This should automatically update the GRUB bootloader as well. Anyway, we should open /boot/grub/menu.lst; the first kernel stanza should now contain the new OpenVZ kernel. The title of that kernel just reads "CentOS Linux ". I think it's a good idea to change that title and add something with "OpenVZ" to it so that you know that it's the OpenVZ kernel. Also make sure that the value of default is 0 so that the first kernel (the OpenVZ kernel) is booted automatically instead of the default CentOS kernel.
# vi /boot/grub/menu.lst 

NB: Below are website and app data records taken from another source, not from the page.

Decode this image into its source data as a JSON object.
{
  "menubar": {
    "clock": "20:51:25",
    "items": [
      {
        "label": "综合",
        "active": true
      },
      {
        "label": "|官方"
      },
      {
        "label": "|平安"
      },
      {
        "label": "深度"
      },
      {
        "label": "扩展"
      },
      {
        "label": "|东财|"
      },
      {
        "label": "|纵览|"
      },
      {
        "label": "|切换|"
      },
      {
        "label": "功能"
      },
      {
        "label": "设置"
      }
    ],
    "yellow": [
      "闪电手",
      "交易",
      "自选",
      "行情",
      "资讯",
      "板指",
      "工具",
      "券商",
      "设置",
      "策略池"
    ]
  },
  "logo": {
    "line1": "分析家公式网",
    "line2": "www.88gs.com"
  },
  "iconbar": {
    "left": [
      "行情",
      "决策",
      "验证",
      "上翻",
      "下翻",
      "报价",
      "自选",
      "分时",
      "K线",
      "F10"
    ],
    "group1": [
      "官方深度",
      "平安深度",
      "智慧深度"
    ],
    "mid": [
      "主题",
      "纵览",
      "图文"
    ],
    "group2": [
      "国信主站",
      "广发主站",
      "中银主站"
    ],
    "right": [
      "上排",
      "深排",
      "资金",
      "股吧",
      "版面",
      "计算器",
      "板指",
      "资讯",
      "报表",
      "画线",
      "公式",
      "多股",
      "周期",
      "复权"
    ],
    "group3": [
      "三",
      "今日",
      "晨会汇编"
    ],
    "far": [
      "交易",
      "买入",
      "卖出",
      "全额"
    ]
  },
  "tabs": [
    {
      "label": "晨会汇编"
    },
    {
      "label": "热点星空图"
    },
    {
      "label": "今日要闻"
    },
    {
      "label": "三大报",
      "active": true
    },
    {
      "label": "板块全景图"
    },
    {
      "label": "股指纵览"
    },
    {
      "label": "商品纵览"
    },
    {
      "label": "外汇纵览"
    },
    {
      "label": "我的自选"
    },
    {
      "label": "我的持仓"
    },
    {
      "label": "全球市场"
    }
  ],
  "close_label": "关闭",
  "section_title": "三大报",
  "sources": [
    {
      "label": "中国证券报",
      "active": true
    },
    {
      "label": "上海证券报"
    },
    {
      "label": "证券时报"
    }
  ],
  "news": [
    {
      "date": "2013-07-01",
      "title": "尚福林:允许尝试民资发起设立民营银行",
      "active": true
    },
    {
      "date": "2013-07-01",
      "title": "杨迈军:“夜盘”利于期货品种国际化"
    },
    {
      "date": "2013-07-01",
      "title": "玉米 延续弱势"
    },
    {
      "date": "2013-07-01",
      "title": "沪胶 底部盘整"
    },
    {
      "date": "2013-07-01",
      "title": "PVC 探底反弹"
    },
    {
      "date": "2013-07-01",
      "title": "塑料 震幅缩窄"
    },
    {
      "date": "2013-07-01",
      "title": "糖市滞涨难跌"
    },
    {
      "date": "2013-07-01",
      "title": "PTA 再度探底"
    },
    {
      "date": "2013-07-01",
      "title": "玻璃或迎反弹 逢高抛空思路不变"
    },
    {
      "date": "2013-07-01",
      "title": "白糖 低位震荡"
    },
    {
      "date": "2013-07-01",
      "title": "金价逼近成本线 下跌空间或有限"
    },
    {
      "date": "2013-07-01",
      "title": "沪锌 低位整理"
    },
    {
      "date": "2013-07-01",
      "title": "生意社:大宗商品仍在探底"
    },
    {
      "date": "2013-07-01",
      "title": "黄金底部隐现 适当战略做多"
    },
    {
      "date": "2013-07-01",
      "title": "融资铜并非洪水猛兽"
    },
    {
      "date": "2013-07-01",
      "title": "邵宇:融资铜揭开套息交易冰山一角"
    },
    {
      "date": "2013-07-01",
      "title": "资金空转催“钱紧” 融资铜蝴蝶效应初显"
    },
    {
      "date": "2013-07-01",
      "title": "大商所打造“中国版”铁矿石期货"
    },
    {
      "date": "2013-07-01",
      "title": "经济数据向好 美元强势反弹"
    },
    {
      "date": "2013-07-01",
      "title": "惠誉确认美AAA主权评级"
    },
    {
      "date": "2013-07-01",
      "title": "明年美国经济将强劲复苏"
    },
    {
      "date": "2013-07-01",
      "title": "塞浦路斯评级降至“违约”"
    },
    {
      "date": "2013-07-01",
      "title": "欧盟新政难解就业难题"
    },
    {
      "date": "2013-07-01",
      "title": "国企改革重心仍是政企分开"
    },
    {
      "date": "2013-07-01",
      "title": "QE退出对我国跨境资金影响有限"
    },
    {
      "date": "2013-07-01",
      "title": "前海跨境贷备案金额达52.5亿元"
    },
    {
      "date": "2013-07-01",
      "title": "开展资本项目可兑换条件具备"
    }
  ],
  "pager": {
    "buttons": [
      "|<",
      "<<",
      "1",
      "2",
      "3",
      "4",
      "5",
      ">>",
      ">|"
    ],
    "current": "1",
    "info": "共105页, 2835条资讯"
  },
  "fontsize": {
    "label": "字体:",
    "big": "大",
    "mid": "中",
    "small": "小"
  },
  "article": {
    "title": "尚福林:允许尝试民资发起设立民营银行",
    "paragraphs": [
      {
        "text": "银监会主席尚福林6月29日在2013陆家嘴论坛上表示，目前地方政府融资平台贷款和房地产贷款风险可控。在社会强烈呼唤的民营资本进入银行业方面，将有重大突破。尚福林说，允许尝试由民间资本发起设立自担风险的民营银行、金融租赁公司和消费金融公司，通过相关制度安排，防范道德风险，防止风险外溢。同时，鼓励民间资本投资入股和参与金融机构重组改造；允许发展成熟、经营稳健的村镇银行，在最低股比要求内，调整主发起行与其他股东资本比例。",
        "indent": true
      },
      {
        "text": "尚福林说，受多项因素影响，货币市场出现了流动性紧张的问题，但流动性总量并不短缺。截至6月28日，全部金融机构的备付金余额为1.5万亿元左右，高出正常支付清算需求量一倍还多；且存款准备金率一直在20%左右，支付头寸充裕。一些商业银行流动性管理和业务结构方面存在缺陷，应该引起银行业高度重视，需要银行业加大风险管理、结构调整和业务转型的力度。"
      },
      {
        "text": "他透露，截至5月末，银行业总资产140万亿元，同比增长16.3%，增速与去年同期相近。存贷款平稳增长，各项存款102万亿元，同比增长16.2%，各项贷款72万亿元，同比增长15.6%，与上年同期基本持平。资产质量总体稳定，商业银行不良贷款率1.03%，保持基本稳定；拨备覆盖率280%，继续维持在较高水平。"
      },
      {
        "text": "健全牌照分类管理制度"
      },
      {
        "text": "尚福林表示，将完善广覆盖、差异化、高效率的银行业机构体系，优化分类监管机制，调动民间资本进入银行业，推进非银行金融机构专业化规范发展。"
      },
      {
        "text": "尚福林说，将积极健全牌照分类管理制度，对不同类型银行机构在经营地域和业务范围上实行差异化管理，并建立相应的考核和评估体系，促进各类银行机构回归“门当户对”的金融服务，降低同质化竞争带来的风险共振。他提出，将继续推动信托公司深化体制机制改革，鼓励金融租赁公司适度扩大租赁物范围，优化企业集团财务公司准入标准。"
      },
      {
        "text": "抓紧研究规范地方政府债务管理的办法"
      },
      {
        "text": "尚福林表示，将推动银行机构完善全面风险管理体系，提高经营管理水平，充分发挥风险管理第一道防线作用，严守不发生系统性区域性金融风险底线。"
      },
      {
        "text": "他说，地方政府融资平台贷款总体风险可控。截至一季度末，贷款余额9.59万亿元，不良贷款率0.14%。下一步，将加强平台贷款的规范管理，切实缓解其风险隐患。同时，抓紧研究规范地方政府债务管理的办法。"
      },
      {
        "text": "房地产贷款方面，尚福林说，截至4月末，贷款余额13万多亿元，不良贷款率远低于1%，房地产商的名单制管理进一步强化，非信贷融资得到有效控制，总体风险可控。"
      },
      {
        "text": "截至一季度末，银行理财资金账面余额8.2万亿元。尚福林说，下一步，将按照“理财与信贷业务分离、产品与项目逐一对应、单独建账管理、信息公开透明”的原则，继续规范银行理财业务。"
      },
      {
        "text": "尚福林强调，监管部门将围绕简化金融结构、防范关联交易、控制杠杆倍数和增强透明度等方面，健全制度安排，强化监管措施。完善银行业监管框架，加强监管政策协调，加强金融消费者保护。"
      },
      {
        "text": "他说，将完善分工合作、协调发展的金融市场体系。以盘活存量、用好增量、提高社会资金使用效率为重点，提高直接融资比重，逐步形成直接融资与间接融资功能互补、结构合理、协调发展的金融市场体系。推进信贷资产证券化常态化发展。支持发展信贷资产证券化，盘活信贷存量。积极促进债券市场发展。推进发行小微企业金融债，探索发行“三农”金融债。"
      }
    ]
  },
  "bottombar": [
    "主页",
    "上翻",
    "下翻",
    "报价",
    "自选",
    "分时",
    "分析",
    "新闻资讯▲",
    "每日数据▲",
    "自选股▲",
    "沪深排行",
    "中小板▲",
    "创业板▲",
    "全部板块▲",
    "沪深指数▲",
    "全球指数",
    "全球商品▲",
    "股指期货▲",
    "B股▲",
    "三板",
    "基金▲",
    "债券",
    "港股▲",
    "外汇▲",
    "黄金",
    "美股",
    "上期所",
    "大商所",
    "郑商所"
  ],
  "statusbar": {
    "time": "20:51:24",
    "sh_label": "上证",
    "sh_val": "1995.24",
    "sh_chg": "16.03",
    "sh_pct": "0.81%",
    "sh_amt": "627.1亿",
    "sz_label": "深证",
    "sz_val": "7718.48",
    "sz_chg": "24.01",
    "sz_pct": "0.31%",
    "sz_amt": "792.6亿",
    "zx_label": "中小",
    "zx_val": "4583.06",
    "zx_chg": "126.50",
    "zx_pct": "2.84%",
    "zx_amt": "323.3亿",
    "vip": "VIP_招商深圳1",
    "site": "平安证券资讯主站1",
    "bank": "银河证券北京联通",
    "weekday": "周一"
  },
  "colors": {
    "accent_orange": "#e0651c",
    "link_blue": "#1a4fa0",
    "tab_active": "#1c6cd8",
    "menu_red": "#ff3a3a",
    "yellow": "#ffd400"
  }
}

4. Setting up Kernel parameters : Open /etc/sysctl.conf and make sure that you have the following settings in it (take back up first : # cp -a /etc/sysctl.conf   /etc/sysctl.conf-bak)
# On Hardware Node we generally need
# packet forwarding enabled and proxy arp disabled
net.ipv4.ip_forward = 1
net.ipv6.conf.default.forwarding = 1
net.ipv6.conf.all.forwarding = 1
net.ipv4.conf.default.proxy_arp = 0

# Controls source route verification
net.ipv4.conf.default.rp_filter = 1

# Enables the magic-sysrq key
kernel.sysrq = 1

# We do not want all our interfaces to send redirects
net.ipv4.conf.default.send_redirects = 1
net.ipv4.conf.all.send_redirects = 0
If you need to modify /etc/sysctl.conf, run
# sysctl -p  
5. Now Install some OpenVZ user tools: The following tools to be installed to gather the OpenVZ usage statistics. Here is the reason why you should install these tools.
# yum install vzctl vzquota ploop 
6. Network Setup: While creating VMs, make sure you have the same subnet on both physical and virtual machine. If you want to use different subnet OR if the IP addresses of your virtual machines are from a different subnet than the host system's IP address. If you don't do this, networking will not work in the virtual machines! You have to edit /etc/vz/vz.conf file, Open /etc/vz/vz.conf and set NEIGHBOUR_DEVS to all:
# vi /etc/vz/vz.conf

NEIGHBOUR_DEVS=all [ Find and uncomment the line ]

7. Finally Reboot the Server